“Follow Your Heart”
My Grandfathers words that Inspired it all
I fell in love with the art of travel through the stories and escapades of my late grandfather, Douglas Marchant. As a child I remember the faint background music of Mozart, Bach, Chopin serenading the air of my grandparents home. I recall the dry smell of tobacco, wafting in from my grandfathers study, and the clanking ice of a gentleman’s glass as he sipped down his last swig of scotch.
As children, my mother told my two brothers and I that we were not to head to the back of the house where my grandfather kept his most precious finds he gathered throughout his travels. His study was a museum in and of itself. It was a magical place full of history, intrigue, adventure, and culture.
One day, I snuck toward my grandfathers study while my grandmother and mother were not looking. I followed the soft orchestral music, coming from an old record player. Peeking my head around the corner of his study, I remember seeing my Grandfather, dressed in slacks and suspenders and a well pressed white shirt sitting over his dimly lit but elaborate oak desk. Dressed to the nines, He wore his staple Irish cap, a corncob pipe dangling from his lips, and was scanning a journal entry he was submitting to a fishing magazine. He saw me. I guess I didn’t conceal myself too well, my enthusiasm getting the best of me. With warm and magnetic blue eyes, he peered up over his reading glasses. He smiled, told me to come in. That day, my world would change forever.
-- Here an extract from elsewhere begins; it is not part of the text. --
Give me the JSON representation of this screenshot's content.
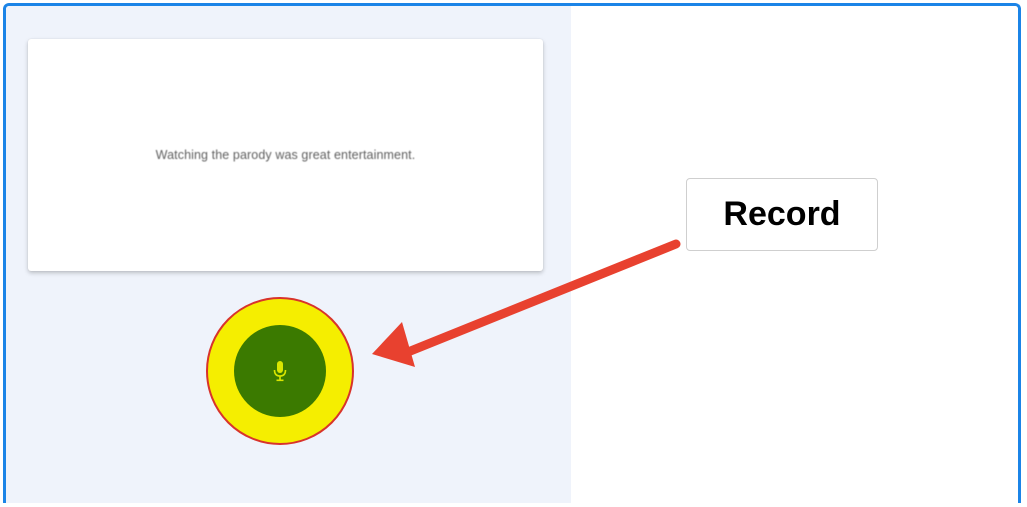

Feeling as if I was entering some forbidden Kingdom, I slowly snuck out from my hiding spot and bashfully entered. My grandfather leaned back in his desk chair and smiled as I passed things my eyes had never seen before.
As I sat down beside him, my grandfather opened a drawer and pulled out a brass captains spy glass. He handed it over. “ There is so much to see in the world, you can look through it with this, or this”. He pointed to my heart. He told me that everything in his study was just “things”, trinkets, and memories. He encouraged me to follow my heart and to seek out knowledge, to never stop learning, but he never had to say much as I would ramble off a hundred questions about what everything was and where it came from. His response would be a magnetic warm smile and eyes that held the answers but would not give them. I know now that what he held back was for me to discover on my own, just as he did.
And then he showed me something that ill never forget and has stuck with me until this day. on his desk, beside his travel journal, which documented all of his expeditions, he had an old deck of playing cards. He took them out and told me to watch. He held out one card, twirled it in the air, waved it slowly and made it vanish! I lit up with excitement. Then, with the flick of his wrist he made it appear again. He smiled and said, “Would you like to know how it’s done?” I jumped out of my seat, an eager boy as I was, and pleaded yes. “It takes hard work to do anything well. To master it will take your lifetime, but nothing ever substitutes determination and hard work. I will show you and next time I see you I want you to show me how you have progressed. If I see you have been practicing, I will show you something else, but not until then. This is not an easy move but I believe in you.” I promised him I would practice everyday. “You have a big heart Richie, the world is your playground. Just remember as smart as you are that everything I show you must always be practiced and performed from here” He pointed to my heart again. I never stopped following my heart since that day, no matter the hardships, or the setbacks. He taught me that life was hard, but the spirit could endure, and exploring that was the real magic.